Start of Available data

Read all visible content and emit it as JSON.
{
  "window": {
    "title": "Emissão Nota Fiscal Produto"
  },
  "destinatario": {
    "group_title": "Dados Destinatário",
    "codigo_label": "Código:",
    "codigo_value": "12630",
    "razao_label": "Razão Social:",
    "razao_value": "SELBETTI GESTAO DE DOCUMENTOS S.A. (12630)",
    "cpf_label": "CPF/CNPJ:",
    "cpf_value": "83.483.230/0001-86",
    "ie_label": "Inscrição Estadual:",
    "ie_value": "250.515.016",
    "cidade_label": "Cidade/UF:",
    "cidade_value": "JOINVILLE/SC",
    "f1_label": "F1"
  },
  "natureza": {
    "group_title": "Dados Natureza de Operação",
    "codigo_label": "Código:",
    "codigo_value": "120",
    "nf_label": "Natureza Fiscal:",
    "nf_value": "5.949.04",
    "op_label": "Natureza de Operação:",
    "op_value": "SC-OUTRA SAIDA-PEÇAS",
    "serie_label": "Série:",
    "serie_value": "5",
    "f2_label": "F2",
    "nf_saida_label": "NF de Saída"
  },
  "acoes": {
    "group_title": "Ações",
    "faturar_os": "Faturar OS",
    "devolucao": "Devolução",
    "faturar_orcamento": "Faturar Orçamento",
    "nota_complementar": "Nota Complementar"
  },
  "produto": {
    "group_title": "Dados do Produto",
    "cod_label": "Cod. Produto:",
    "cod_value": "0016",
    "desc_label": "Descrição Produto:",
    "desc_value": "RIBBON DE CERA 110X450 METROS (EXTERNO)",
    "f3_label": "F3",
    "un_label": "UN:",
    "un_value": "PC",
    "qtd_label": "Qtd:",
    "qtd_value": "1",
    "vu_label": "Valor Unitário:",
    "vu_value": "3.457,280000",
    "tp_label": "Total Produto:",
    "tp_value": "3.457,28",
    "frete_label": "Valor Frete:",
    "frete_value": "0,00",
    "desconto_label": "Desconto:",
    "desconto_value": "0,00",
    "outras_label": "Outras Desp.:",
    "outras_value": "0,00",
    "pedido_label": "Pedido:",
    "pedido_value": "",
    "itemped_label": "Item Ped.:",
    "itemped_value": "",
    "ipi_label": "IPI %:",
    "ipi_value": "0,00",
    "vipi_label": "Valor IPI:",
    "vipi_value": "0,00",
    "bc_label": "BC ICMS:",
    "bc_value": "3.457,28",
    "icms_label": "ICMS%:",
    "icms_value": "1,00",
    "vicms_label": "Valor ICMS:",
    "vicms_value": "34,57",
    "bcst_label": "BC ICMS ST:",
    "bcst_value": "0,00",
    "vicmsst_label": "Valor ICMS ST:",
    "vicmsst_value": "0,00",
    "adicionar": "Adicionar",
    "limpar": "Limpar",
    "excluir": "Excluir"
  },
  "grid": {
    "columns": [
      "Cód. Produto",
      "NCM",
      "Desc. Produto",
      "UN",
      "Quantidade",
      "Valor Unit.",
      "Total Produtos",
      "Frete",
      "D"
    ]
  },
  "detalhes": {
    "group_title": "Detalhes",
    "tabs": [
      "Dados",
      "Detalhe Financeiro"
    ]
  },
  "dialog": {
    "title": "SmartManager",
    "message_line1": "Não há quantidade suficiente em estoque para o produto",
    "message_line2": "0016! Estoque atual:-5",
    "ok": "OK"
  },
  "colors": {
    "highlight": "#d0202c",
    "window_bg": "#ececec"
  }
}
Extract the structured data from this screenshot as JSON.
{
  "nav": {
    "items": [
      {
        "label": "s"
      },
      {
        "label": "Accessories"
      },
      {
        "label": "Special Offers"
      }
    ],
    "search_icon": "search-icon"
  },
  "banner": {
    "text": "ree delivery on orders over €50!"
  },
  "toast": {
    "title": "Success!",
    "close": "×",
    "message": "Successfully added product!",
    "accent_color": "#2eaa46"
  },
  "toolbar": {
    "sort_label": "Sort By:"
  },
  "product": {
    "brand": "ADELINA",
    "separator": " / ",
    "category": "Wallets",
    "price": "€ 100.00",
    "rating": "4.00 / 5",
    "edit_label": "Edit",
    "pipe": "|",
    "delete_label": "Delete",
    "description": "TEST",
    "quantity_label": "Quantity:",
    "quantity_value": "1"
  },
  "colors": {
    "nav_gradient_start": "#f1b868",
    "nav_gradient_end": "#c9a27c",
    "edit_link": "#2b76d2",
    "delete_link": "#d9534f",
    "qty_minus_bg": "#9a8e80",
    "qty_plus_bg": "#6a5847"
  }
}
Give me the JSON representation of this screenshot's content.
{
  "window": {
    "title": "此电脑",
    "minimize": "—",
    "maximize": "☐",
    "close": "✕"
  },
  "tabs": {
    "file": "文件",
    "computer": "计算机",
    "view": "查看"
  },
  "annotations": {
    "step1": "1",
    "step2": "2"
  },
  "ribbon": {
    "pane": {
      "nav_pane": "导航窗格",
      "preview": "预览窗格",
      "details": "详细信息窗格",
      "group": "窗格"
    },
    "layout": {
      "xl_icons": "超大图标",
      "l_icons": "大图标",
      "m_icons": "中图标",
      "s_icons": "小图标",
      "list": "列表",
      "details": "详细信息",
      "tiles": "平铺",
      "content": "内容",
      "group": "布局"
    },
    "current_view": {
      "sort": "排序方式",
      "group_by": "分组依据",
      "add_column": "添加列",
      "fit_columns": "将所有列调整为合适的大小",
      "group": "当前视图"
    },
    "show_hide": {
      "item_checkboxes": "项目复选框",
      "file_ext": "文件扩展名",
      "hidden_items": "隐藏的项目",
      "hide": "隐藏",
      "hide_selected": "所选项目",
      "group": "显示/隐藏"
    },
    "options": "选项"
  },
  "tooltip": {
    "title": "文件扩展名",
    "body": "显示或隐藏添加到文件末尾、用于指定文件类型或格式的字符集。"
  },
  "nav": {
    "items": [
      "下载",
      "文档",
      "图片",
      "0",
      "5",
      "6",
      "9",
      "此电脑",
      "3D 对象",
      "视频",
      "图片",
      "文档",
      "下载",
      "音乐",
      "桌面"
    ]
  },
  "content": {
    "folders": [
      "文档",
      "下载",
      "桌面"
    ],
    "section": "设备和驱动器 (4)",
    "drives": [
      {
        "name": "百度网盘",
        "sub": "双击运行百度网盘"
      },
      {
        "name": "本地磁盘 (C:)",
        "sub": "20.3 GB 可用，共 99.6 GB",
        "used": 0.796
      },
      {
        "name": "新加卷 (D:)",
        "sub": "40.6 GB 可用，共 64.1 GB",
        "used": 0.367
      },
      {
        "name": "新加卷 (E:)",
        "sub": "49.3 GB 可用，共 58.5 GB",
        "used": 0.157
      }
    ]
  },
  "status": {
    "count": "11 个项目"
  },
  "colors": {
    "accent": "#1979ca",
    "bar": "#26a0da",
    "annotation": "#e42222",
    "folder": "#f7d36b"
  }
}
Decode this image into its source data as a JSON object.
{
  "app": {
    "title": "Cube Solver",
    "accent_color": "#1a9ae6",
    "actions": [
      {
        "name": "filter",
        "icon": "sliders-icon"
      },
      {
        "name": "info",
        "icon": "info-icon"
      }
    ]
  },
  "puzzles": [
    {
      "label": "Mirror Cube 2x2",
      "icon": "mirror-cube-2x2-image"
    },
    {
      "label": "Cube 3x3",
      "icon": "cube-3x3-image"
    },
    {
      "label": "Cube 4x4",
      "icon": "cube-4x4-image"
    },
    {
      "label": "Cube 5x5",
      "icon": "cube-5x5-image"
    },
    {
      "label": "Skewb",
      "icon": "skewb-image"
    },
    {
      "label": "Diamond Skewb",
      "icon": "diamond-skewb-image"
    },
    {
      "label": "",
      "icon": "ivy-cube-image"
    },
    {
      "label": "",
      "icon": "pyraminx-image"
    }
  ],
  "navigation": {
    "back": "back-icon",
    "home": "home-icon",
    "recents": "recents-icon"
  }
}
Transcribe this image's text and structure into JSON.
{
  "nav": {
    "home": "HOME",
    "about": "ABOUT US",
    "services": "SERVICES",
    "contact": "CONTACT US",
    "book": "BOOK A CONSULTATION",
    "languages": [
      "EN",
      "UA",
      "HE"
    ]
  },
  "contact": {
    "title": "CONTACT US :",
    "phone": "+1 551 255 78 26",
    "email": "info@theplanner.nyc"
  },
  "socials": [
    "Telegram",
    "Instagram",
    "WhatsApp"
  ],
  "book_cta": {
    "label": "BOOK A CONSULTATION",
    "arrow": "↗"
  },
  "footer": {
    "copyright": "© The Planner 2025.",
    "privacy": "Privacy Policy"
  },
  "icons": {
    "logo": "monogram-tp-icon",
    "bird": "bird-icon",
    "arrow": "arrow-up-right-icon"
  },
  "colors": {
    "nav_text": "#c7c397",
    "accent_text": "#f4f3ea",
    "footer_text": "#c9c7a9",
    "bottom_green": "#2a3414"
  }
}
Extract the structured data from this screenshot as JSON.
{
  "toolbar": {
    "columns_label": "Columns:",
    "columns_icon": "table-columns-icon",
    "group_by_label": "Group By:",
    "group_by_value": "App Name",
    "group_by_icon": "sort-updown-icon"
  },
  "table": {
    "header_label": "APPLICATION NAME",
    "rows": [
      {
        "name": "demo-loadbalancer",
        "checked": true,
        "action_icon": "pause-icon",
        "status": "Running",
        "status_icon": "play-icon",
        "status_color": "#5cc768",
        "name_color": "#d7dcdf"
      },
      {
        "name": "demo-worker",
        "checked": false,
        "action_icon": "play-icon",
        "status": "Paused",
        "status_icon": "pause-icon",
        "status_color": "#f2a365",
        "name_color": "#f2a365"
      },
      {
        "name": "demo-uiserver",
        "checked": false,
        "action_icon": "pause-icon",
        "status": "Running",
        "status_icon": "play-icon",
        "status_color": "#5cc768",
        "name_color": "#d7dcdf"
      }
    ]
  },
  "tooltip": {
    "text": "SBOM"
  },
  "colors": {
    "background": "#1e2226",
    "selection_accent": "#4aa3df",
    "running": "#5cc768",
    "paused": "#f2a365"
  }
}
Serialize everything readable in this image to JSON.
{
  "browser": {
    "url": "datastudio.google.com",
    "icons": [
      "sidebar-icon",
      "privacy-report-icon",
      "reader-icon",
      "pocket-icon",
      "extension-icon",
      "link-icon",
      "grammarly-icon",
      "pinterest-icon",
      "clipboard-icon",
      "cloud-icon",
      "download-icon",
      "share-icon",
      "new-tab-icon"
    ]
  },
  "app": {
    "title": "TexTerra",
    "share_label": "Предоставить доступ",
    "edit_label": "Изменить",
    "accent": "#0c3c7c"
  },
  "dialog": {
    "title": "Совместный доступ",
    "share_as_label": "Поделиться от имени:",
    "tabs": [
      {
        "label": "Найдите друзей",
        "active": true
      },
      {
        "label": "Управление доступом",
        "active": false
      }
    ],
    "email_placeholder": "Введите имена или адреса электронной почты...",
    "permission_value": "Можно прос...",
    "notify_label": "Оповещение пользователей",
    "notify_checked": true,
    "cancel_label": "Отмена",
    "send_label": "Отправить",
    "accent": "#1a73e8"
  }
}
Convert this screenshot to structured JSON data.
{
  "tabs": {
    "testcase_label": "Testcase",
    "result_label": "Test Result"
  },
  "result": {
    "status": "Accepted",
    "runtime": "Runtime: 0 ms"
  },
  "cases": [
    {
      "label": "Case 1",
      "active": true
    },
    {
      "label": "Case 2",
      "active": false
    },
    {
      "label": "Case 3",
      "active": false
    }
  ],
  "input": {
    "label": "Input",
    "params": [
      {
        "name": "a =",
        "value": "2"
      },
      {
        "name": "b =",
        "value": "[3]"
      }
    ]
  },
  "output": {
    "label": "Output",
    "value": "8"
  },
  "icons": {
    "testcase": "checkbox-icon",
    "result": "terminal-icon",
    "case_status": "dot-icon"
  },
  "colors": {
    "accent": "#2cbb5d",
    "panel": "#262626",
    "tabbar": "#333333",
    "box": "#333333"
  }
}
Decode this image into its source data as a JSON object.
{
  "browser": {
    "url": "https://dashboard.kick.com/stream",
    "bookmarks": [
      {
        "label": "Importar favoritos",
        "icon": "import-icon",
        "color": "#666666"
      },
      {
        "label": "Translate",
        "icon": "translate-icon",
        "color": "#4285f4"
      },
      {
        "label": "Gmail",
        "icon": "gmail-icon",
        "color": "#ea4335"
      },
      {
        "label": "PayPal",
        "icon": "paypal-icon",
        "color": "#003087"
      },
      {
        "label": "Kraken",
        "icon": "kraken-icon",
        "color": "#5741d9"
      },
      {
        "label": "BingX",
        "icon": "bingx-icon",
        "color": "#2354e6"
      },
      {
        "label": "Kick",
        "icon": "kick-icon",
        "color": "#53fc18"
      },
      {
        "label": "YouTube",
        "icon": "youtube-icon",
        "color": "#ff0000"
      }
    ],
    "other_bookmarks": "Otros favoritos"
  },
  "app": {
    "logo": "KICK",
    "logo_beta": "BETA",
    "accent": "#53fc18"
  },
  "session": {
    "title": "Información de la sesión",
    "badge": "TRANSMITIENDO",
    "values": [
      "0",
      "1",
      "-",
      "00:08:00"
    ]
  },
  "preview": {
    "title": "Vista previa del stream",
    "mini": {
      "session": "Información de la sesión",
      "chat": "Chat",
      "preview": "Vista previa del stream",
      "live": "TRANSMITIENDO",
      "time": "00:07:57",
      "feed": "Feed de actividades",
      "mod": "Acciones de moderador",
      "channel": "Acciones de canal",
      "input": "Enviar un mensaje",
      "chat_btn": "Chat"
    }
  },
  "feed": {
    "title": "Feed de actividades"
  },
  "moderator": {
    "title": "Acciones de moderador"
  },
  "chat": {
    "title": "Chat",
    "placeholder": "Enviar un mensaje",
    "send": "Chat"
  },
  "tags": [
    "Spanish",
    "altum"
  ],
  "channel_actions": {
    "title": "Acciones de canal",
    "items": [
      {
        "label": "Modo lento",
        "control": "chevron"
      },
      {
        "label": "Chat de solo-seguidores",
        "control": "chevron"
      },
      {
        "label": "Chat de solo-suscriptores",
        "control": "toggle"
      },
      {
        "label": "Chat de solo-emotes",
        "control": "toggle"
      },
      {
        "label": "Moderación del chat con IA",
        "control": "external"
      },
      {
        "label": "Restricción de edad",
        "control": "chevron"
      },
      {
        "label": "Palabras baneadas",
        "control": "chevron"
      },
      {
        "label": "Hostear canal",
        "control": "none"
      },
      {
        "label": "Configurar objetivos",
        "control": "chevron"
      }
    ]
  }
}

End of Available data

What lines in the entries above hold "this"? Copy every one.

Extract the structured data from this screenshot as JSON.
Give me the JSON representation of this screenshot's content.
Decode this image into its source data as a JSON object.
Transcribe this image's text and structure into JSON.
Extract the structured data from this screenshot as JSON.
Serialize everything readable in this image to JSON.
Convert this screenshot to structured JSON data.
Decode this image into its source data as a JSON object.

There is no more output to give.